◆ EXTRACTED ENTRIES ◆
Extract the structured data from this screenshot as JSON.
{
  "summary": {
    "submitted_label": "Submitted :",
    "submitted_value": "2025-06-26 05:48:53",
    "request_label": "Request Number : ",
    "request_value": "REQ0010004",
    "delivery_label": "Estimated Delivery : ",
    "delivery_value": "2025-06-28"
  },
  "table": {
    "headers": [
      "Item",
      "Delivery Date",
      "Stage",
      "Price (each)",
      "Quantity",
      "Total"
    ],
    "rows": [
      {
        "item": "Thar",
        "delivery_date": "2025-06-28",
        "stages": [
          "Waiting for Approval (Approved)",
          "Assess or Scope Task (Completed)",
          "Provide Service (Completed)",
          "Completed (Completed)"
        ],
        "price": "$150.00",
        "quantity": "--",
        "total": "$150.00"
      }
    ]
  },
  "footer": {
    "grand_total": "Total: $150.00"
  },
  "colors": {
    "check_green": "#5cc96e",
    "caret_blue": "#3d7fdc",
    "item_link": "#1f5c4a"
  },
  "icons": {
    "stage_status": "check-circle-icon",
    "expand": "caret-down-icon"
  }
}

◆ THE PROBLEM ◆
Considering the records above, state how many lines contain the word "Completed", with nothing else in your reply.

◆ FINISHED EXERCISE ◆
3